▶ **What is expected**: Below are the records; retype each one exactly.

▶ **Given records**:
Segment Open
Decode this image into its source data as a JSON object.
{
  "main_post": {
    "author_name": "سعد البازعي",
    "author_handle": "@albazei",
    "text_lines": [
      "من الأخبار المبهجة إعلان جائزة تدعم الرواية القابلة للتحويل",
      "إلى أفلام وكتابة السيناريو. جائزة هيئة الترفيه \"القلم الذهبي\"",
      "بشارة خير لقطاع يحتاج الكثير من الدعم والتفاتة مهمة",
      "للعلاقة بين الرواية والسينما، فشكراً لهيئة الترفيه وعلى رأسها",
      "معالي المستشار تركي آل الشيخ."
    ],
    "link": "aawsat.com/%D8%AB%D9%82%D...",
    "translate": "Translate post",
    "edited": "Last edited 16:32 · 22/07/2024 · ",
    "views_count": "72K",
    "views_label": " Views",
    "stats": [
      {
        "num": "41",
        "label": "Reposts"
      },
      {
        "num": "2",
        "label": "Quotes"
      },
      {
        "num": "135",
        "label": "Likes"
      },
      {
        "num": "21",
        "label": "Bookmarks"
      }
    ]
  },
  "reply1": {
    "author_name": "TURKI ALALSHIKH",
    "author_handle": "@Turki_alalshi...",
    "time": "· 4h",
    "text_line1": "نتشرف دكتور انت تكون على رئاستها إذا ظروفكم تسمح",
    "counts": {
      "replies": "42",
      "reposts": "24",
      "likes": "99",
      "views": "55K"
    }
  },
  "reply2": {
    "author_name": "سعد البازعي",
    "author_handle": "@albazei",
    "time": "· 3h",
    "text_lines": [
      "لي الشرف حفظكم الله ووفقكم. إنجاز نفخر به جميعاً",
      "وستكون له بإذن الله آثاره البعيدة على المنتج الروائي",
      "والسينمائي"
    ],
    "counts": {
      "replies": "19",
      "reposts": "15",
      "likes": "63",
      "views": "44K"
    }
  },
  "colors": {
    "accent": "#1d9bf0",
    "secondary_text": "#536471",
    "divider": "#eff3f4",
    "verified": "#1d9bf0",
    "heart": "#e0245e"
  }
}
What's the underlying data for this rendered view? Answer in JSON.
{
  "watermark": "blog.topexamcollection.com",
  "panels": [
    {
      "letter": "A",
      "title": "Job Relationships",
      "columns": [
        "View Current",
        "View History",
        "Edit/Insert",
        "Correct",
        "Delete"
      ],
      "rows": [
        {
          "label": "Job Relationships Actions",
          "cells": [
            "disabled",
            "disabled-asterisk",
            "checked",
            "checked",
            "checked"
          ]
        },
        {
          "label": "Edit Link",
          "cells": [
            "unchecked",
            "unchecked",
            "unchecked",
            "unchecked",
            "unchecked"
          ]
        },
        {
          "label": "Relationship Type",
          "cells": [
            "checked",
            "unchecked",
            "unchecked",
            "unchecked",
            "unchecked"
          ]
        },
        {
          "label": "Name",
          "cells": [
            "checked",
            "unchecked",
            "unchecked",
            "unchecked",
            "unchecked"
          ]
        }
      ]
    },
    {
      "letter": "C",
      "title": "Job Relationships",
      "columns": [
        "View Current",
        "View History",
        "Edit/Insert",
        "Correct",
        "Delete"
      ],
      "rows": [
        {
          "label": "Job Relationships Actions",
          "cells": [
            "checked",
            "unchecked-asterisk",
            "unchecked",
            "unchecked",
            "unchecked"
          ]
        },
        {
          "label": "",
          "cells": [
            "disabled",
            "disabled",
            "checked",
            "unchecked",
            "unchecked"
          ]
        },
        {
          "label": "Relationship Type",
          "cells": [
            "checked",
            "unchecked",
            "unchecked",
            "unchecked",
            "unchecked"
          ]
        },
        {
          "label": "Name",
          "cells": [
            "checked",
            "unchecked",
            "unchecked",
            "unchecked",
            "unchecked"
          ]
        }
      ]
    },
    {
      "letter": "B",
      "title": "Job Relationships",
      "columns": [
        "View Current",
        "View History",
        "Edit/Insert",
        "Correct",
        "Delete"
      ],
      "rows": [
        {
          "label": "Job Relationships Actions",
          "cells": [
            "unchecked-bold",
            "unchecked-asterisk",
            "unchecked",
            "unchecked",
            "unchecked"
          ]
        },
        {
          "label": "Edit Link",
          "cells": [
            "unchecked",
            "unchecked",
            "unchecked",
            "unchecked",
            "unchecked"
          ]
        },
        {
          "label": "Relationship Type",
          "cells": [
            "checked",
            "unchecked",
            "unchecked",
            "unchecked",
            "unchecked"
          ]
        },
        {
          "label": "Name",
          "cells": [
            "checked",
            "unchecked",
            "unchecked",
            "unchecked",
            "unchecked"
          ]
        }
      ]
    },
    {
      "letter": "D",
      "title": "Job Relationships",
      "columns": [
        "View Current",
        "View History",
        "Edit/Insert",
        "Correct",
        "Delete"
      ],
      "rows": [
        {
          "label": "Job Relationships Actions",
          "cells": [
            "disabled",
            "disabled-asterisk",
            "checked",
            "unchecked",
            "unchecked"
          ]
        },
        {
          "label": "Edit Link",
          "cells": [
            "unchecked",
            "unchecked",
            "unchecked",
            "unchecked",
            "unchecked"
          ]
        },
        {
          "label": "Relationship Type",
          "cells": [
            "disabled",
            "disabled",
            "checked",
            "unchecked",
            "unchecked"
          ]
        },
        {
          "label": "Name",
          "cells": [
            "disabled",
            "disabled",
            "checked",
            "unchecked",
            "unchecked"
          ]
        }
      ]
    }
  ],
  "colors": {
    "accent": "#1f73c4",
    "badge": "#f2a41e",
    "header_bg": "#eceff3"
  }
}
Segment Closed
▶ **Exercise response**:
Decode this image into its source data as a JSON object.
{
  "main_post": {
    "author_name": "سعد البازعي",
    "author_handle": "@albazei",
    "text_lines": [
      "من الأخبار المبهجة إعلان جائزة تدعم الرواية القابلة للتحويل",
      "إلى أفلام وكتابة السيناريو. جائزة هيئة الترفيه \"القلم الذهبي\"",
      "بشارة خير لقطاع يحتاج الكثير من الدعم والتفاتة مهمة",
      "للعلاقة بين الرواية والسينما، فشكراً لهيئة الترفيه وعلى رأسها",
      "معالي المستشار تركي آل الشيخ."
    ],
    "link": "aawsat.com/%D8%AB%D9%82%D...",
    "translate": "Translate post",
    "edited": "Last edited 16:32 · 22/07/2024 · ",
    "views_count": "72K",
    "views_label": " Views",
    "stats": [
      {
        "num": "41",
        "label": "Reposts"
      },
      {
        "num": "2",
        "label": "Quotes"
      },
      {
        "num": "135",
        "label": "Likes"
      },
      {
        "num": "21",
        "label": "Bookmarks"
      }
    ]
  },
  "reply1": {
    "author_name": "TURKI ALALSHIKH",
    "author_handle": "@Turki_alalshi...",
    "time": "· 4h",
    "text_line1": "نتشرف دكتور انت تكون على رئاستها إذا ظروفكم تسمح",
    "counts": {
      "replies": "42",
      "reposts": "24",
      "likes": "99",
      "views": "55K"
    }
  },
  "reply2": {
    "author_name": "سعد البازعي",
    "author_handle": "@albazei",
    "time": "· 3h",
    "text_lines": [
      "لي الشرف حفظكم الله ووفقكم. إنجاز نفخر به جميعاً",
      "وستكون له بإذن الله آثاره البعيدة على المنتج الروائي",
      "والسينمائي"
    ],
    "counts": {
      "replies": "19",
      "reposts": "15",
      "likes": "63",
      "views": "44K"
    }
  },
  "colors": {
    "accent": "#1d9bf0",
    "secondary_text": "#536471",
    "divider": "#eff3f4",
    "verified": "#1d9bf0",
    "heart": "#e0245e"
  }
}
What's the underlying data for this rendered view? Answer in JSON.
{
  "watermark": "blog.topexamcollection.com",
  "panels": [
    {
      "letter": "A",
      "title": "Job Relationships",
      "columns": [
        "View Current",
        "View History",
        "Edit/Insert",
        "Correct",
        "Delete"
      ],
      "rows": [
        {
          "label": "Job Relationships Actions",
          "cells": [
            "disabled",
            "disabled-asterisk",
            "checked",
            "checked",
            "checked"
          ]
        },
        {
          "label": "Edit Link",
          "cells": [
            "unchecked",
            "unchecked",
            "unchecked",
            "unchecked",
            "unchecked"
          ]
        },
        {
          "label": "Relationship Type",
          "cells": [
            "checked",
            "unchecked",
            "unchecked",
            "unchecked",
            "unchecked"
          ]
        },
        {
          "label": "Name",
          "cells": [
            "checked",
            "unchecked",
            "unchecked",
            "unchecked",
            "unchecked"
          ]
        }
      ]
    },
    {
      "letter": "C",
      "title": "Job Relationships",
      "columns": [
        "View Current",
        "View History",
        "Edit/Insert",
        "Correct",
        "Delete"
      ],
      "rows": [
        {
          "label": "Job Relationships Actions",
          "cells": [
            "checked",
            "unchecked-asterisk",
            "unchecked",
            "unchecked",
            "unchecked"
          ]
        },
        {
          "label": "",
          "cells": [
            "disabled",
            "disabled",
            "checked",
            "unchecked",
            "unchecked"
          ]
        },
        {
          "label": "Relationship Type",
          "cells": [
            "checked",
            "unchecked",
            "unchecked",
            "unchecked",
            "unchecked"
          ]
        },
        {
          "label": "Name",
          "cells": [
            "checked",
            "unchecked",
            "unchecked",
            "unchecked",
            "unchecked"
          ]
        }
      ]
    },
    {
      "letter": "B",
      "title": "Job Relationships",
      "columns": [
        "View Current",
        "View History",
        "Edit/Insert",
        "Correct",
        "Delete"
      ],
      "rows": [
        {
          "label": "Job Relationships Actions",
          "cells": [
            "unchecked-bold",
            "unchecked-asterisk",
            "unchecked",
            "unchecked",
            "unchecked"
          ]
        },
        {
          "label": "Edit Link",
          "cells": [
            "unchecked",
            "unchecked",
            "unchecked",
            "unchecked",
            "unchecked"
          ]
        },
        {
          "label": "Relationship Type",
          "cells": [
            "checked",
            "unchecked",
            "unchecked",
            "unchecked",
            "unchecked"
          ]
        },
        {
          "label": "Name",
          "cells": [
            "checked",
            "unchecked",
            "unchecked",
            "unchecked",
            "unchecked"
          ]
        }
      ]
    },
    {
      "letter": "D",
      "title": "Job Relationships",
      "columns": [
        "View Current",
        "View History",
        "Edit/Insert",
        "Correct",
        "Delete"
      ],
      "rows": [
        {
          "label": "Job Relationships Actions",
          "cells": [
            "disabled",
            "disabled-asterisk",
            "checked",
            "unchecked",
            "unchecked"
          ]
        },
        {
          "label": "Edit Link",
          "cells": [
            "unchecked",
            "unchecked",
            "unchecked",
            "unchecked",
            "unchecked"
          ]
        },
        {
          "label": "Relationship Type",
          "cells": [
            "disabled",
            "disabled",
            "checked",
            "unchecked",
            "unchecked"
          ]
        },
        {
          "label": "Name",
          "cells": [
            "disabled",
            "disabled",
            "checked",
            "unchecked",
            "unchecked"
          ]
        }
      ]
    }
  ],
  "colors": {
    "accent": "#1f73c4",
    "badge": "#f2a41e",
    "header_bg": "#eceff3"
  }
}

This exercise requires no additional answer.